▶ Task statement: Write only how many lines of the listing below include the string "this".

▶ Data:
********

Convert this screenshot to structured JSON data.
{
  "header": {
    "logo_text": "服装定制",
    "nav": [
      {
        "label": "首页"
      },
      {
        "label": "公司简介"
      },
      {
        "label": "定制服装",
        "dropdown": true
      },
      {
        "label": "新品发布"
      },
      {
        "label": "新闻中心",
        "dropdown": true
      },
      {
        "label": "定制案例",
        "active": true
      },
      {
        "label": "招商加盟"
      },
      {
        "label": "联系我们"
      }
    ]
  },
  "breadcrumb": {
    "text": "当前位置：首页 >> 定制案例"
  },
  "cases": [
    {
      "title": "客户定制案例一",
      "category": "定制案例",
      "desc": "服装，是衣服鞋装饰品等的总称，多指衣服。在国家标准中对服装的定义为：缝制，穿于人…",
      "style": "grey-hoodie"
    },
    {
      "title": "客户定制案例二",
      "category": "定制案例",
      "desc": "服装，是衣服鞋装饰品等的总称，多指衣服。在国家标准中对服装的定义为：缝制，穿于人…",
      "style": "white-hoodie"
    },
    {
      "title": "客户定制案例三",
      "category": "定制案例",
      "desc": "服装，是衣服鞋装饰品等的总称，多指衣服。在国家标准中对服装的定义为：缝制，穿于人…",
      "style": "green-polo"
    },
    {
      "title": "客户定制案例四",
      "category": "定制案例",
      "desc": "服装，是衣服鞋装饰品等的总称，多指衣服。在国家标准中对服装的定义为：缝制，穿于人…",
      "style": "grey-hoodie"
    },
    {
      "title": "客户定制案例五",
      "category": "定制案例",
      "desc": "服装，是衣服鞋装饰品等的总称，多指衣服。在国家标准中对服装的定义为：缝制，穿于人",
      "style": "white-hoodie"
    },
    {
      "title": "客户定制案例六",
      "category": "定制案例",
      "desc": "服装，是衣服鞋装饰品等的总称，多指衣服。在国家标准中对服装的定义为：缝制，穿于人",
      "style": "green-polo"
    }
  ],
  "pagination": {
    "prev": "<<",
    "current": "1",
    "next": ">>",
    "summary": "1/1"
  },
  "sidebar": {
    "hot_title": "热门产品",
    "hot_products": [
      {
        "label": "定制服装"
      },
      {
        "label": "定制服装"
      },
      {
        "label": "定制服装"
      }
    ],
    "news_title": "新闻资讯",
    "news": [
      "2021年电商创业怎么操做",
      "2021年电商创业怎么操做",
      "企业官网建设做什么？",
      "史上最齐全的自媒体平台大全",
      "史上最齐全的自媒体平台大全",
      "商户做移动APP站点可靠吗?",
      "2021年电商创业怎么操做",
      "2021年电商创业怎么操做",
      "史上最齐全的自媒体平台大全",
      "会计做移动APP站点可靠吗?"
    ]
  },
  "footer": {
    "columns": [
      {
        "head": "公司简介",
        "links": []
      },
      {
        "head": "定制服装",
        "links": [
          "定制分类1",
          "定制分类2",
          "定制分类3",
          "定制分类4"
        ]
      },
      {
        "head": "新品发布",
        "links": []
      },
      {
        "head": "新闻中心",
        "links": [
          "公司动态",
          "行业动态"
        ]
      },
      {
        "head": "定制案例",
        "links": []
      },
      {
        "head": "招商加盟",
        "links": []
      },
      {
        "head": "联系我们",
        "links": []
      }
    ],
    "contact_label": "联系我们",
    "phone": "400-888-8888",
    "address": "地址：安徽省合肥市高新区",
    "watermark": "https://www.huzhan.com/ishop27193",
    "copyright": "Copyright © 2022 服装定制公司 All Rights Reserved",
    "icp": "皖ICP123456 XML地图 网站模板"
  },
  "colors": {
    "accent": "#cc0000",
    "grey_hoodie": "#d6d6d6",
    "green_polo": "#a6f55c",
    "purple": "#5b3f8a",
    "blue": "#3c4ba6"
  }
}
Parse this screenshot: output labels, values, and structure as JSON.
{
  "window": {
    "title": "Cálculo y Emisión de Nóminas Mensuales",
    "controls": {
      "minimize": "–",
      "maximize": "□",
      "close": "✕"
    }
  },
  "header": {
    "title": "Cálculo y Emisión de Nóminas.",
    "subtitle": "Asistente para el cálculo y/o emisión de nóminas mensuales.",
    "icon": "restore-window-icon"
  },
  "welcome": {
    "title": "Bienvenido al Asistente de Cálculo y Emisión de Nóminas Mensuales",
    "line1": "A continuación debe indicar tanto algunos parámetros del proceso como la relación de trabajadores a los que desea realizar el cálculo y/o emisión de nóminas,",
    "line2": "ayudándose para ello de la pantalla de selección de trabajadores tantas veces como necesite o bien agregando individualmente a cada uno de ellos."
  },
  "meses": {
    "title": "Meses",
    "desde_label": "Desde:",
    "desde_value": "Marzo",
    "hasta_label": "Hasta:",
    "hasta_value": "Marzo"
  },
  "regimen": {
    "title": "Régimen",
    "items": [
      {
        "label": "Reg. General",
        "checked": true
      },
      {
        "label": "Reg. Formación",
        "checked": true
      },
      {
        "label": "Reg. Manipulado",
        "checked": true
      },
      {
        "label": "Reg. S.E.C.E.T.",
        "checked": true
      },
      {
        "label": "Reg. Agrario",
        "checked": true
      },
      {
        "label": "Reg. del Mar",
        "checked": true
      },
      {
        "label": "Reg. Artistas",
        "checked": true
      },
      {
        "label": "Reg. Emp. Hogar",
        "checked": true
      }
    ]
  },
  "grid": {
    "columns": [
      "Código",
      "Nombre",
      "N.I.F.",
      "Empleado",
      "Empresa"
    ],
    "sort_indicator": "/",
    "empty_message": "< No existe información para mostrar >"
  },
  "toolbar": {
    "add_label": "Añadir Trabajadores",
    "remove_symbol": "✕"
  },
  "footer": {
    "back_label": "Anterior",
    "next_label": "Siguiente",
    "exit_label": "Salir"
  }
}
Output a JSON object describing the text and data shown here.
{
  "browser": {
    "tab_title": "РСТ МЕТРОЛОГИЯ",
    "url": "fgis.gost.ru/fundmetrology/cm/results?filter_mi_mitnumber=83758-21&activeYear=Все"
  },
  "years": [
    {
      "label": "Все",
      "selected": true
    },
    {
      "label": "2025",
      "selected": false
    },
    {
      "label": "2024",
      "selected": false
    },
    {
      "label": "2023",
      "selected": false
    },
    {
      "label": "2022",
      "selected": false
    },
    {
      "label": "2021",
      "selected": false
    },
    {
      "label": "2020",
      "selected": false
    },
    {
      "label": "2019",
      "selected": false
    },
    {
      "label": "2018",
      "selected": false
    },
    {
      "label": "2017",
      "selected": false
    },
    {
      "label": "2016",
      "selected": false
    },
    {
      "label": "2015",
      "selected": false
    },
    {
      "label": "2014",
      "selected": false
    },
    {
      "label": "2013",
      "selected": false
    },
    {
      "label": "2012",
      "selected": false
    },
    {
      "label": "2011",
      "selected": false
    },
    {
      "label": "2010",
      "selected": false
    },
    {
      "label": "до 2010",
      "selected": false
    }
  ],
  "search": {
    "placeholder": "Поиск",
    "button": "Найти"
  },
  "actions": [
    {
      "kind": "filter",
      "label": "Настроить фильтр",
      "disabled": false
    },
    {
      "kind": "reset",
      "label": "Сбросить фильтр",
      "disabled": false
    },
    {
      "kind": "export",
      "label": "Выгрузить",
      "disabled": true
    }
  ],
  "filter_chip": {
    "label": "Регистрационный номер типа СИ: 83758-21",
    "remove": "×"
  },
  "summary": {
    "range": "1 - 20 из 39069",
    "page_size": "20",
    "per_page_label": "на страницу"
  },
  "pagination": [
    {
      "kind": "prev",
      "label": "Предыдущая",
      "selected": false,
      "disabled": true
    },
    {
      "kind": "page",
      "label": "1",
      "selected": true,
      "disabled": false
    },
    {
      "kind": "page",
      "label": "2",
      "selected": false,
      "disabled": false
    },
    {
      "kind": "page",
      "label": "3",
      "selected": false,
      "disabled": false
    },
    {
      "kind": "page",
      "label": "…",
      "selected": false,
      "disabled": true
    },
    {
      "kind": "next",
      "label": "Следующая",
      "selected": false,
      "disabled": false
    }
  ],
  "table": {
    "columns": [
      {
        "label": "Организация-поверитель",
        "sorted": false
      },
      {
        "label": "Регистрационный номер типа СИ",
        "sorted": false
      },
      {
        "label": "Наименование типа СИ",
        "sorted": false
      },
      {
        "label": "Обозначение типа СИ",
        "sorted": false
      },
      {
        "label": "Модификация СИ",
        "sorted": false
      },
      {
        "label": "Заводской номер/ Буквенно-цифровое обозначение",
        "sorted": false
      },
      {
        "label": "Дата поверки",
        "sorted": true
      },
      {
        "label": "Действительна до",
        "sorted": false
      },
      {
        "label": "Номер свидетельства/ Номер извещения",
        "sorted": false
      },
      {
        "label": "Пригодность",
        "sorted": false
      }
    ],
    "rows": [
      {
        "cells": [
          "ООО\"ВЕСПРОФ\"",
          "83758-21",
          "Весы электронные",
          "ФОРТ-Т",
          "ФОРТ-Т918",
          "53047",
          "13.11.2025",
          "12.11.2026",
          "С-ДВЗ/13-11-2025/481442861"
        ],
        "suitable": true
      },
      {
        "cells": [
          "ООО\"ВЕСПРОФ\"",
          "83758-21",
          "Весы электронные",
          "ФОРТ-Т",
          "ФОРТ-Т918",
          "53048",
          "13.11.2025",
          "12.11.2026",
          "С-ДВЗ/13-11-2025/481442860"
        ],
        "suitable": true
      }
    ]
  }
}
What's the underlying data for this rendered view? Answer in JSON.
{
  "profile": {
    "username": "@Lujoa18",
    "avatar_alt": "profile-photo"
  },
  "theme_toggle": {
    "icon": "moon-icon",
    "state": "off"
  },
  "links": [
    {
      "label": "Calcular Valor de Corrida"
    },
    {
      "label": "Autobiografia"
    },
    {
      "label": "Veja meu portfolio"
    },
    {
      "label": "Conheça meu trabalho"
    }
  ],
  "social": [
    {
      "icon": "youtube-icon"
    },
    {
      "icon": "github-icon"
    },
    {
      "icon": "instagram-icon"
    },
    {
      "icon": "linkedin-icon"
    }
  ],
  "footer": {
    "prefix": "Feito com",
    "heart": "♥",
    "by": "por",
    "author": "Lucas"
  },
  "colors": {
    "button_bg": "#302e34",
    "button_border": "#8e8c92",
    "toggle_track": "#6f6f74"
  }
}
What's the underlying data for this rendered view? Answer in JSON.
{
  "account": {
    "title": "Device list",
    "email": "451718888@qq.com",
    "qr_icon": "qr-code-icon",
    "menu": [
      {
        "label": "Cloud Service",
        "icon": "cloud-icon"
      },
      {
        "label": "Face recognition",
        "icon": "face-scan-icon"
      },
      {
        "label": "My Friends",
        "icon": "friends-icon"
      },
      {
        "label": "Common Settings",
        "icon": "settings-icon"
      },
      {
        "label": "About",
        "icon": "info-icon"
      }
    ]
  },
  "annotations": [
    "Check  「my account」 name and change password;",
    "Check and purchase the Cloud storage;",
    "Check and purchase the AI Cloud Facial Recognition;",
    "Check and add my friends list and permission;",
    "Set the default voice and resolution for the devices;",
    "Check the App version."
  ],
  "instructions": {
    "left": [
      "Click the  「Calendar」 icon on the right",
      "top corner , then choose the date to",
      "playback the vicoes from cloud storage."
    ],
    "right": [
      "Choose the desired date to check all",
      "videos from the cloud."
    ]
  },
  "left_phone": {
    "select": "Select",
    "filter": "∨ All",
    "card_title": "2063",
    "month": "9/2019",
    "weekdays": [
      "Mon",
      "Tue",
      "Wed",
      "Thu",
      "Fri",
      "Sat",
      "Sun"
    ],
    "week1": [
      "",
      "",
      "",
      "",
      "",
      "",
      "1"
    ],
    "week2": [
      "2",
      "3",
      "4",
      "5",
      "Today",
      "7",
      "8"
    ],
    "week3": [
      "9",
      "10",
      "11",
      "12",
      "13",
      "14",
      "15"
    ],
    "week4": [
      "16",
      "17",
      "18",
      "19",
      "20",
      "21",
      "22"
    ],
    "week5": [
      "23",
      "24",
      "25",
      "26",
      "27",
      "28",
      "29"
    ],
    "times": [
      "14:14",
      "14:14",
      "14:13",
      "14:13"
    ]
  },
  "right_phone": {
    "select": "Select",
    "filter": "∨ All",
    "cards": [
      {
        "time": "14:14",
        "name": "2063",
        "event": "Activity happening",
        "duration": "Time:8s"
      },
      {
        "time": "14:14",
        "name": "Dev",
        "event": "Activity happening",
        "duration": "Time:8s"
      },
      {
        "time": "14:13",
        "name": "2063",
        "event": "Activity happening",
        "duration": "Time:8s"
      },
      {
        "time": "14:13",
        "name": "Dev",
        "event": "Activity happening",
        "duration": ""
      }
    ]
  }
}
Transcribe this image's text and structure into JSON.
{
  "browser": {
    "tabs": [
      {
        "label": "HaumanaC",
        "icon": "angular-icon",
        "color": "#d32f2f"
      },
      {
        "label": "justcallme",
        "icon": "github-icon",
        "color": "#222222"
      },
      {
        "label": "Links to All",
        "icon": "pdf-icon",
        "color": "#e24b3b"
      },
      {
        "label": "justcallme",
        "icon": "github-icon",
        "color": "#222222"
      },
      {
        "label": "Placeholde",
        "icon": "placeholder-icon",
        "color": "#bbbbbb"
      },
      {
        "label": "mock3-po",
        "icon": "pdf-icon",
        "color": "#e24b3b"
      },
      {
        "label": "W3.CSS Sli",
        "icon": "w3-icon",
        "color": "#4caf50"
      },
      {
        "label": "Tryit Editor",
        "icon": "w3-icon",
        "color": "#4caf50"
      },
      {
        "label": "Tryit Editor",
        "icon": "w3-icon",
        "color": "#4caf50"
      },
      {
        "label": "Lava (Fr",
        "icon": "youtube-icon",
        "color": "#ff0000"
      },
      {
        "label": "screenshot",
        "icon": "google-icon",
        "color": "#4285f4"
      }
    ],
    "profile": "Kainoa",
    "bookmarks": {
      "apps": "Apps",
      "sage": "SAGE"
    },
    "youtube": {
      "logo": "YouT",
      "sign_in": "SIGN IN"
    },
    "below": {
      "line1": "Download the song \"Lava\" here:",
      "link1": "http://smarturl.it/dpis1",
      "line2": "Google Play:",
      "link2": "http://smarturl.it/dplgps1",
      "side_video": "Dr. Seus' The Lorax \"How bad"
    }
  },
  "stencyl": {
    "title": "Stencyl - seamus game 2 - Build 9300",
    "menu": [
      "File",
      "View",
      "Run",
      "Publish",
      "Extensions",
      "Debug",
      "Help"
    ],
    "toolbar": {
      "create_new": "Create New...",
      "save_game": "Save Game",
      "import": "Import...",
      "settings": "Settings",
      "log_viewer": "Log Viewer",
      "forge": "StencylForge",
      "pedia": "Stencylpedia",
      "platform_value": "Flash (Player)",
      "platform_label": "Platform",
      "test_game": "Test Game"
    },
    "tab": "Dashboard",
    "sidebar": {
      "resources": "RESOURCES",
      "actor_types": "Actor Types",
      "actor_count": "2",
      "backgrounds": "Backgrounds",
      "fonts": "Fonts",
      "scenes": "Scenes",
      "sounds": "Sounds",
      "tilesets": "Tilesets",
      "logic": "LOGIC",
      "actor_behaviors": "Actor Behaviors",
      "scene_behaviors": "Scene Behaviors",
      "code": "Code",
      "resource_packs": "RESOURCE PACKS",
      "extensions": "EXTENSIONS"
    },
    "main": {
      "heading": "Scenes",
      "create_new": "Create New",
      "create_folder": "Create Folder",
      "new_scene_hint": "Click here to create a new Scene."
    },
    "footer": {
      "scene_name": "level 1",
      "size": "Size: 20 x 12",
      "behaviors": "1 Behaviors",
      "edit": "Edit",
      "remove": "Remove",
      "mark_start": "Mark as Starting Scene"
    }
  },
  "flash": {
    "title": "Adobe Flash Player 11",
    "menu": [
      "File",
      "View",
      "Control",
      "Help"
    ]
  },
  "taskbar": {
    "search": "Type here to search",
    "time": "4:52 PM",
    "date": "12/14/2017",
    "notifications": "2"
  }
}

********

▶ Response below: 5